* [Your instructions]
In the entries below, every line with the string "title" is to be reported.

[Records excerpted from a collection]

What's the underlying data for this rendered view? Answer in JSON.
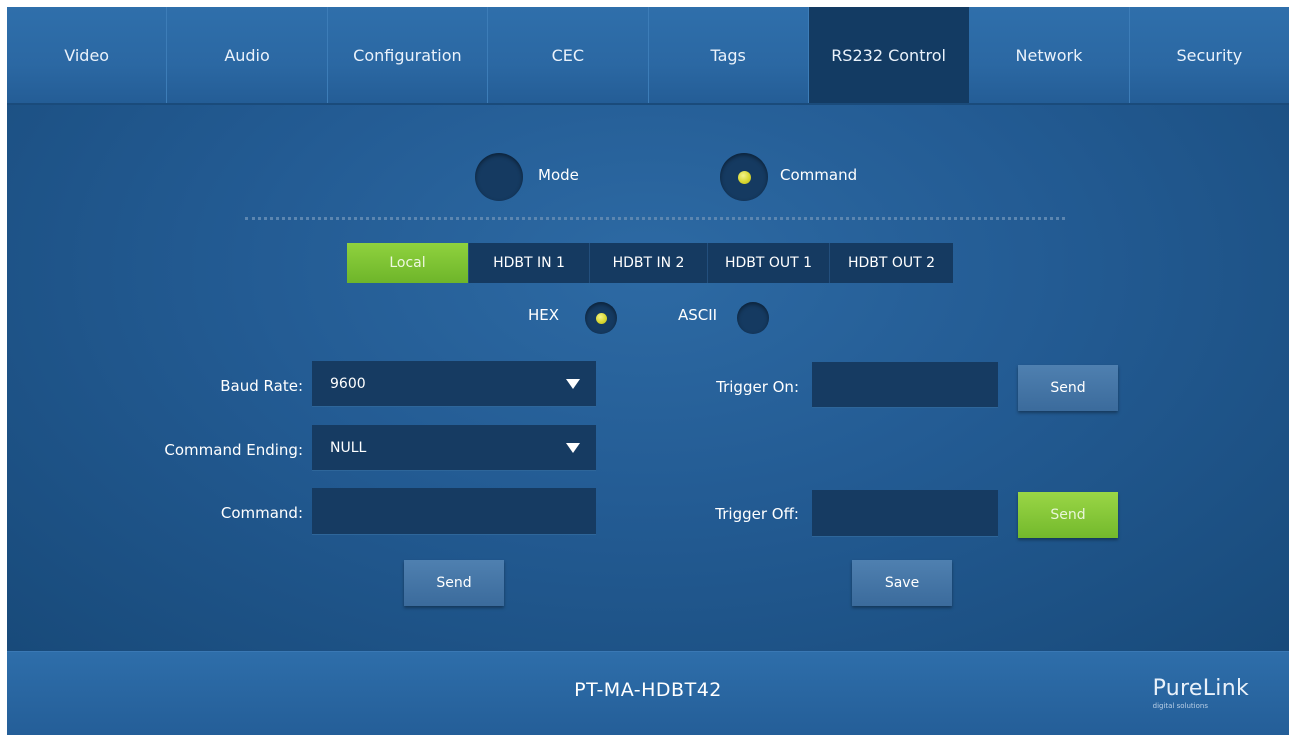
{
  "nav": {
    "tabs": [
      {
        "label": "Video"
      },
      {
        "label": "Audio"
      },
      {
        "label": "Configuration"
      },
      {
        "label": "CEC"
      },
      {
        "label": "Tags"
      },
      {
        "label": "RS232 Control",
        "active": true
      },
      {
        "label": "Network"
      },
      {
        "label": "Security"
      }
    ]
  },
  "mode": {
    "mode_label": "Mode",
    "command_label": "Command",
    "selected": "Command"
  },
  "ports": {
    "items": [
      {
        "label": "Local",
        "active": true
      },
      {
        "label": "HDBT IN 1"
      },
      {
        "label": "HDBT IN 2"
      },
      {
        "label": "HDBT OUT 1"
      },
      {
        "label": "HDBT OUT 2"
      }
    ]
  },
  "format": {
    "hex_label": "HEX",
    "ascii_label": "ASCII",
    "selected": "HEX"
  },
  "form": {
    "baud_rate_label": "Baud Rate:",
    "baud_rate_value": "9600",
    "command_ending_label": "Command Ending:",
    "command_ending_value": "NULL",
    "command_label": "Command:",
    "command_value": "",
    "send_label": "Send",
    "trigger_on_label": "Trigger On:",
    "trigger_on_value": "",
    "trigger_on_send_label": "Send",
    "trigger_off_label": "Trigger Off:",
    "trigger_off_value": "",
    "trigger_off_send_label": "Send",
    "save_label": "Save"
  },
  "footer": {
    "model": "PT-MA-HDBT42",
    "brand": "PureLink",
    "brand_tagline": "digital solutions"
  },
  "colors": {
    "accent_green": "#7dc233",
    "radio_dot_yellow": "#d9d833",
    "panel_dark": "#153a61",
    "nav_blue": "#2b68a3"
  }
}
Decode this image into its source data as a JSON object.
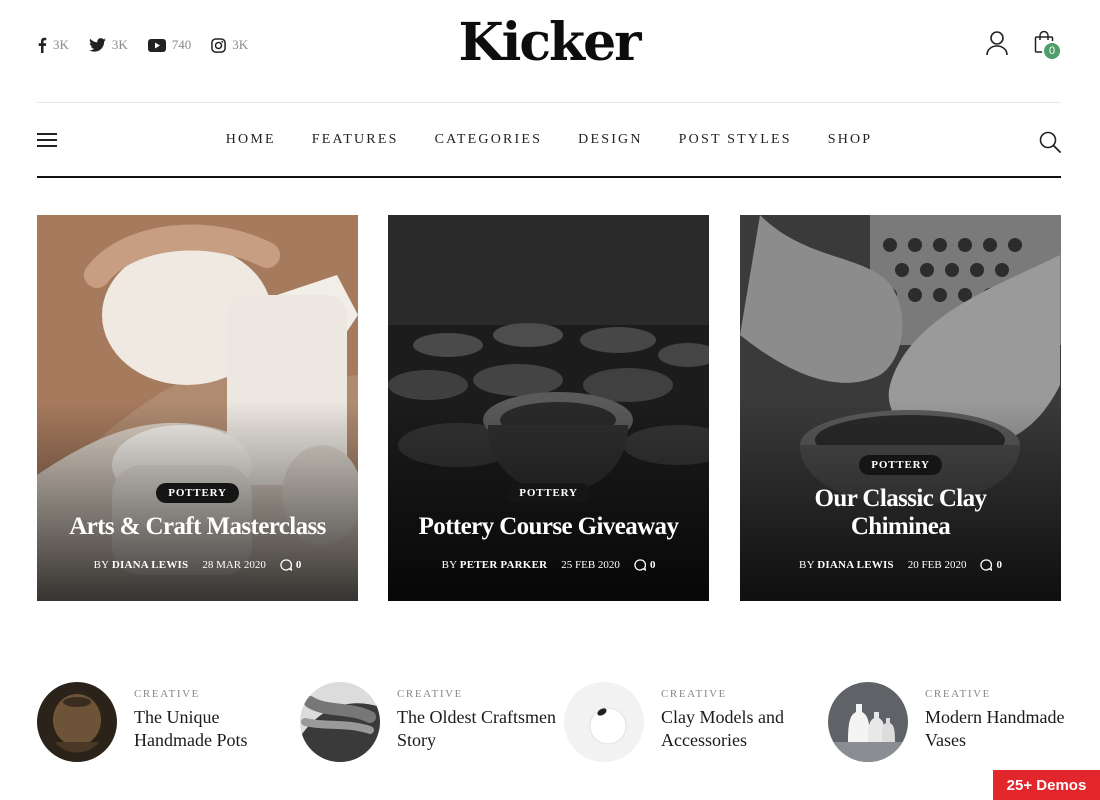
{
  "socials": [
    {
      "icon": "facebook-icon",
      "count": "3K"
    },
    {
      "icon": "twitter-icon",
      "count": "3K"
    },
    {
      "icon": "youtube-icon",
      "count": "740"
    },
    {
      "icon": "instagram-icon",
      "count": "3K"
    }
  ],
  "brand": {
    "logo": "Kicker"
  },
  "cart": {
    "count": "0"
  },
  "nav": {
    "items": [
      "HOME",
      "FEATURES",
      "CATEGORIES",
      "DESIGN",
      "POST STYLES",
      "SHOP"
    ]
  },
  "featured": [
    {
      "category": "POTTERY",
      "title": "Arts & Craft Masterclass",
      "by": "BY",
      "author": "DIANA LEWIS",
      "date": "28 MAR 2020",
      "comments": "0"
    },
    {
      "category": "POTTERY",
      "title": "Pottery Course Giveaway",
      "by": "BY",
      "author": "PETER PARKER",
      "date": "25 FEB 2020",
      "comments": "0"
    },
    {
      "category": "POTTERY",
      "title": "Our Classic Clay Chiminea",
      "by": "BY",
      "author": "DIANA LEWIS",
      "date": "20 FEB 2020",
      "comments": "0"
    }
  ],
  "minis": [
    {
      "category": "CREATIVE",
      "title": "The Unique Handmade Pots"
    },
    {
      "category": "CREATIVE",
      "title": "The Oldest Craftsmen Story"
    },
    {
      "category": "CREATIVE",
      "title": "Clay Models and Accessories"
    },
    {
      "category": "CREATIVE",
      "title": "Modern Handmade Vases"
    }
  ],
  "demos_badge": "25+ Demos",
  "colors": {
    "accent": "#4f9d6a",
    "badge_red": "#e3262c",
    "text": "#111111"
  }
}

* [Written answer]
      "title": "Arts & Craft Masterclass",
      "title": "Pottery Course Giveaway",
      "title": "Our Classic Clay Chiminea",
      "title": "The Unique Handmade Pots"
      "title": "The Oldest Craftsmen Story"
      "title": "Clay Models and Accessories"
      "title": "Modern Handmade Vases"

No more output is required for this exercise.